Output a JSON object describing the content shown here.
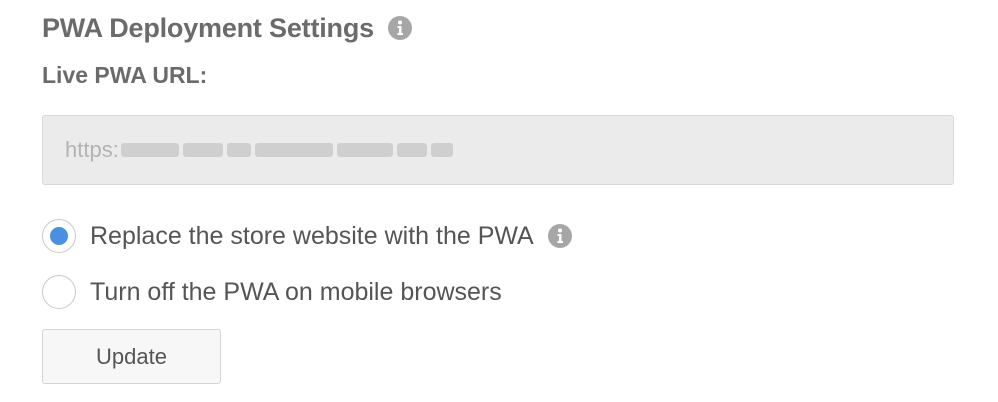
{
  "section": {
    "title": "PWA Deployment Settings",
    "title_icon": "info-icon"
  },
  "live_url": {
    "label": "Live PWA URL:",
    "value_prefix": "https:"
  },
  "deployment_options": [
    {
      "label": "Replace the store website with the PWA",
      "selected": true,
      "icon": "info-icon"
    },
    {
      "label": "Turn off the PWA on mobile browsers",
      "selected": false
    }
  ],
  "actions": {
    "update_label": "Update"
  },
  "colors": {
    "radio_selected": "#4a8fe0",
    "field_background": "#ebebeb",
    "text": "#555555"
  }
}
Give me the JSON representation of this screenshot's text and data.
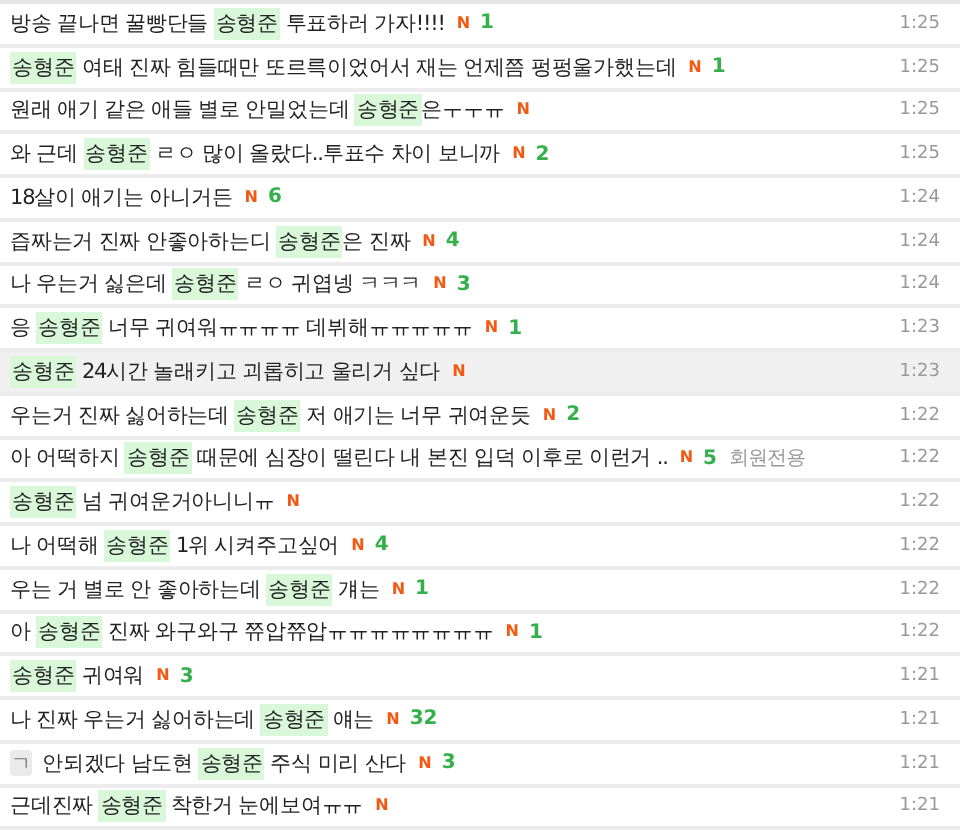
{
  "posts": [
    {
      "selected": false,
      "segments": [
        {
          "text": "방송 끝나면 꿀빵단들 ",
          "highlight": false
        },
        {
          "text": "송형준",
          "highlight": true
        },
        {
          "text": " 투표하러 가자!!!!",
          "highlight": false
        }
      ],
      "badge": "N",
      "comments": "1",
      "time": "1:25"
    },
    {
      "selected": false,
      "segments": [
        {
          "text": "송형준",
          "highlight": true
        },
        {
          "text": " 여태 진짜 힘들때만 또르륵이었어서 재는 언제쯤 펑펑울가했는데",
          "highlight": false
        }
      ],
      "badge": "N",
      "comments": "1",
      "time": "1:25"
    },
    {
      "selected": false,
      "segments": [
        {
          "text": "원래 애기 같은 애들 별로 안밀었는데 ",
          "highlight": false
        },
        {
          "text": "송형준",
          "highlight": true
        },
        {
          "text": "은ㅜㅜㅠ",
          "highlight": false
        }
      ],
      "badge": "N",
      "time": "1:25"
    },
    {
      "selected": false,
      "segments": [
        {
          "text": "와 근데 ",
          "highlight": false
        },
        {
          "text": "송형준",
          "highlight": true
        },
        {
          "text": " ㄹㅇ 많이 올랐다..투표수 차이 보니까",
          "highlight": false
        }
      ],
      "badge": "N",
      "comments": "2",
      "time": "1:25"
    },
    {
      "selected": false,
      "segments": [
        {
          "text": "18살이 애기는 아니거든",
          "highlight": false
        }
      ],
      "badge": "N",
      "comments": "6",
      "time": "1:24"
    },
    {
      "selected": false,
      "segments": [
        {
          "text": "즙짜는거 진짜 안좋아하는디 ",
          "highlight": false
        },
        {
          "text": "송형준",
          "highlight": true
        },
        {
          "text": "은 진짜",
          "highlight": false
        }
      ],
      "badge": "N",
      "comments": "4",
      "time": "1:24"
    },
    {
      "selected": false,
      "segments": [
        {
          "text": "나 우는거 싫은데 ",
          "highlight": false
        },
        {
          "text": "송형준",
          "highlight": true
        },
        {
          "text": " ㄹㅇ 귀엽넹 ㅋㅋㅋ",
          "highlight": false
        }
      ],
      "badge": "N",
      "comments": "3",
      "time": "1:24"
    },
    {
      "selected": false,
      "segments": [
        {
          "text": "응 ",
          "highlight": false
        },
        {
          "text": "송형준",
          "highlight": true
        },
        {
          "text": " 너무 귀여워ㅠㅠㅠㅠ 데뷔해ㅠㅠㅠㅠㅠ",
          "highlight": false
        }
      ],
      "badge": "N",
      "comments": "1",
      "time": "1:23"
    },
    {
      "selected": true,
      "segments": [
        {
          "text": "송형준",
          "highlight": true
        },
        {
          "text": " 24시간 놀래키고 괴롭히고 울리거 싶다",
          "highlight": false
        }
      ],
      "badge": "N",
      "time": "1:23"
    },
    {
      "selected": false,
      "segments": [
        {
          "text": "우는거 진짜 싫어하는데 ",
          "highlight": false
        },
        {
          "text": "송형준",
          "highlight": true
        },
        {
          "text": " 저 애기는 너무 귀여운듯",
          "highlight": false
        }
      ],
      "badge": "N",
      "comments": "2",
      "time": "1:22"
    },
    {
      "selected": false,
      "segments": [
        {
          "text": "아 어떡하지 ",
          "highlight": false
        },
        {
          "text": "송형준",
          "highlight": true
        },
        {
          "text": " 때문에 심장이 떨린다 내 본진 입덕 이후로 이런거 ..",
          "highlight": false
        }
      ],
      "badge": "N",
      "comments": "5",
      "tag": "회원전용",
      "time": "1:22"
    },
    {
      "selected": false,
      "segments": [
        {
          "text": "송형준",
          "highlight": true
        },
        {
          "text": " 넘 귀여운거아니니ㅠ",
          "highlight": false
        }
      ],
      "badge": "N",
      "time": "1:22"
    },
    {
      "selected": false,
      "segments": [
        {
          "text": "나 어떡해 ",
          "highlight": false
        },
        {
          "text": "송형준",
          "highlight": true
        },
        {
          "text": " 1위 시켜주고싶어",
          "highlight": false
        }
      ],
      "badge": "N",
      "comments": "4",
      "time": "1:22"
    },
    {
      "selected": false,
      "segments": [
        {
          "text": "우는 거 별로 안 좋아하는데 ",
          "highlight": false
        },
        {
          "text": "송형준",
          "highlight": true
        },
        {
          "text": " 걔는",
          "highlight": false
        }
      ],
      "badge": "N",
      "comments": "1",
      "time": "1:22"
    },
    {
      "selected": false,
      "segments": [
        {
          "text": "아 ",
          "highlight": false
        },
        {
          "text": "송형준",
          "highlight": true
        },
        {
          "text": " 진짜 와구와구 쮸압쮸압ㅠㅠㅠㅠㅠㅠㅠㅠ",
          "highlight": false
        }
      ],
      "badge": "N",
      "comments": "1",
      "time": "1:22"
    },
    {
      "selected": false,
      "segments": [
        {
          "text": "송형준",
          "highlight": true
        },
        {
          "text": " 귀여워",
          "highlight": false
        }
      ],
      "badge": "N",
      "comments": "3",
      "time": "1:21"
    },
    {
      "selected": false,
      "segments": [
        {
          "text": "나 진짜 우는거 싫어하는데 ",
          "highlight": false
        },
        {
          "text": "송형준",
          "highlight": true
        },
        {
          "text": " 얘는",
          "highlight": false
        }
      ],
      "badge": "N",
      "comments": "32",
      "time": "1:21"
    },
    {
      "selected": false,
      "prefix": "ㄱ",
      "segments": [
        {
          "text": "안되겠다 남도현 ",
          "highlight": false
        },
        {
          "text": "송형준",
          "highlight": true
        },
        {
          "text": " 주식 미리 산다",
          "highlight": false
        }
      ],
      "badge": "N",
      "comments": "3",
      "time": "1:21"
    },
    {
      "selected": false,
      "segments": [
        {
          "text": "근데진짜 ",
          "highlight": false
        },
        {
          "text": "송형준",
          "highlight": true
        },
        {
          "text": " 착한거 눈에보여ㅠㅠ",
          "highlight": false
        }
      ],
      "badge": "N",
      "time": "1:21"
    }
  ]
}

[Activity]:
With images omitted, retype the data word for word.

[The completed task]:
Output a JSON object describing the content shown here.
{
  "section": {
    "title": "PWA Deployment Settings",
    "title_icon": "info-icon"
  },
  "live_url": {
    "label": "Live PWA URL:",
    "value_prefix": "https:"
  },
  "deployment_options": [
    {
      "label": "Replace the store website with the PWA",
      "selected": true,
      "icon": "info-icon"
    },
    {
      "label": "Turn off the PWA on mobile browsers",
      "selected": false
    }
  ],
  "actions": {
    "update_label": "Update"
  },
  "colors": {
    "radio_selected": "#4a8fe0",
    "field_background": "#ebebeb",
    "text": "#555555"
  }
}
Give me the JSON representation of this screenshot's text and data.
{
  "posts": [
    {
      "selected": false,
      "segments": [
        {
          "text": "방송 끝나면 꿀빵단들 ",
          "highlight": false
        },
        {
          "text": "송형준",
          "highlight": true
        },
        {
          "text": " 투표하러 가자!!!!",
          "highlight": false
        }
      ],
      "badge": "N",
      "comments": "1",
      "time": "1:25"
    },
    {
      "selected": false,
      "segments": [
        {
          "text": "송형준",
          "highlight": true
        },
        {
          "text": " 여태 진짜 힘들때만 또르륵이었어서 재는 언제쯤 펑펑울가했는데",
          "highlight": false
        }
      ],
      "badge": "N",
      "comments": "1",
      "time": "1:25"
    },
    {
      "selected": false,
      "segments": [
        {
          "text": "원래 애기 같은 애들 별로 안밀었는데 ",
          "highlight": false
        },
        {
          "text": "송형준",
          "highlight": true
        },
        {
          "text": "은ㅜㅜㅠ",
          "highlight": false
        }
      ],
      "badge": "N",
      "time": "1:25"
    },
    {
      "selected": false,
      "segments": [
        {
          "text": "와 근데 ",
          "highlight": false
        },
        {
          "text": "송형준",
          "highlight": true
        },
        {
          "text": " ㄹㅇ 많이 올랐다..투표수 차이 보니까",
          "highlight": false
        }
      ],
      "badge": "N",
      "comments": "2",
      "time": "1:25"
    },
    {
      "selected": false,
      "segments": [
        {
          "text": "18살이 애기는 아니거든",
          "highlight": false
        }
      ],
      "badge": "N",
      "comments": "6",
      "time": "1:24"
    },
    {
      "selected": false,
      "segments": [
        {
          "text": "즙짜는거 진짜 안좋아하는디 ",
          "highlight": false
        },
        {
          "text": "송형준",
          "highlight": true
        },
        {
          "text": "은 진짜",
          "highlight": false
        }
      ],
      "badge": "N",
      "comments": "4",
      "time": "1:24"
    },
    {
      "selected": false,
      "segments": [
        {
          "text": "나 우는거 싫은데 ",
          "highlight": false
        },
        {
          "text": "송형준",
          "highlight": true
        },
        {
          "text": " ㄹㅇ 귀엽넹 ㅋㅋㅋ",
          "highlight": false
        }
      ],
      "badge": "N",
      "comments": "3",
      "time": "1:24"
    },
    {
      "selected": false,
      "segments": [
        {
          "text": "응 ",
          "highlight": false
        },
        {
          "text": "송형준",
          "highlight": true
        },
        {
          "text": " 너무 귀여워ㅠㅠㅠㅠ 데뷔해ㅠㅠㅠㅠㅠ",
          "highlight": false
        }
      ],
      "badge": "N",
      "comments": "1",
      "time": "1:23"
    },
    {
      "selected": true,
      "segments": [
        {
          "text": "송형준",
          "highlight": true
        },
        {
          "text": " 24시간 놀래키고 괴롭히고 울리거 싶다",
          "highlight": false
        }
      ],
      "badge": "N",
      "time": "1:23"
    },
    {
      "selected": false,
      "segments": [
        {
          "text": "우는거 진짜 싫어하는데 ",
          "highlight": false
        },
        {
          "text": "송형준",
          "highlight": true
        },
        {
          "text": " 저 애기는 너무 귀여운듯",
          "highlight": false
        }
      ],
      "badge": "N",
      "comments": "2",
      "time": "1:22"
    },
    {
      "selected": false,
      "segments": [
        {
          "text": "아 어떡하지 ",
          "highlight": false
        },
        {
          "text": "송형준",
          "highlight": true
        },
        {
          "text": " 때문에 심장이 떨린다 내 본진 입덕 이후로 이런거 ..",
          "highlight": false
        }
      ],
      "badge": "N",
      "comments": "5",
      "tag": "회원전용",
      "time": "1:22"
    },
    {
      "selected": false,
      "segments": [
        {
          "text": "송형준",
          "highlight": true
        },
        {
          "text": " 넘 귀여운거아니니ㅠ",
          "highlight": false
        }
      ],
      "badge": "N",
      "time": "1:22"
    },
    {
      "selected": false,
      "segments": [
        {
          "text": "나 어떡해 ",
          "highlight": false
        },
        {
          "text": "송형준",
          "highlight": true
        },
        {
          "text": " 1위 시켜주고싶어",
          "highlight": false
        }
      ],
      "badge": "N",
      "comments": "4",
      "time": "1:22"
    },
    {
      "selected": false,
      "segments": [
        {
          "text": "우는 거 별로 안 좋아하는데 ",
          "highlight": false
        },
        {
          "text": "송형준",
          "highlight": true
        },
        {
          "text": " 걔는",
          "highlight": false
        }
      ],
      "badge": "N",
      "comments": "1",
      "time": "1:22"
    },
    {
      "selected": false,
      "segments": [
        {
          "text": "아 ",
          "highlight": false
        },
        {
          "text": "송형준",
          "highlight": true
        },
        {
          "text": " 진짜 와구와구 쮸압쮸압ㅠㅠㅠㅠㅠㅠㅠㅠ",
          "highlight": false
        }
      ],
      "badge": "N",
      "comments": "1",
      "time": "1:22"
    },
    {
      "selected": false,
      "segments": [
        {
          "text": "송형준",
          "highlight": true
        },
        {
          "text": " 귀여워",
          "highlight": false
        }
      ],
      "badge": "N",
      "comments": "3",
      "time": "1:21"
    },
    {
      "selected": false,
      "segments": [
        {
          "text": "나 진짜 우는거 싫어하는데 ",
          "highlight": false
        },
        {
          "text": "송형준",
          "highlight": true
        },
        {
          "text": " 얘는",
          "highlight": false
        }
      ],
      "badge": "N",
      "comments": "32",
      "time": "1:21"
    },
    {
      "selected": false,
      "prefix": "ㄱ",
      "segments": [
        {
          "text": "안되겠다 남도현 ",
          "highlight": false
        },
        {
          "text": "송형준",
          "highlight": true
        },
        {
          "text": " 주식 미리 산다",
          "highlight": false
        }
      ],
      "badge": "N",
      "comments": "3",
      "time": "1:21"
    },
    {
      "selected": false,
      "segments": [
        {
          "text": "근데진짜 ",
          "highlight": false
        },
        {
          "text": "송형준",
          "highlight": true
        },
        {
          "text": " 착한거 눈에보여ㅠㅠ",
          "highlight": false
        }
      ],
      "badge": "N",
      "time": "1:21"
    }
  ]
}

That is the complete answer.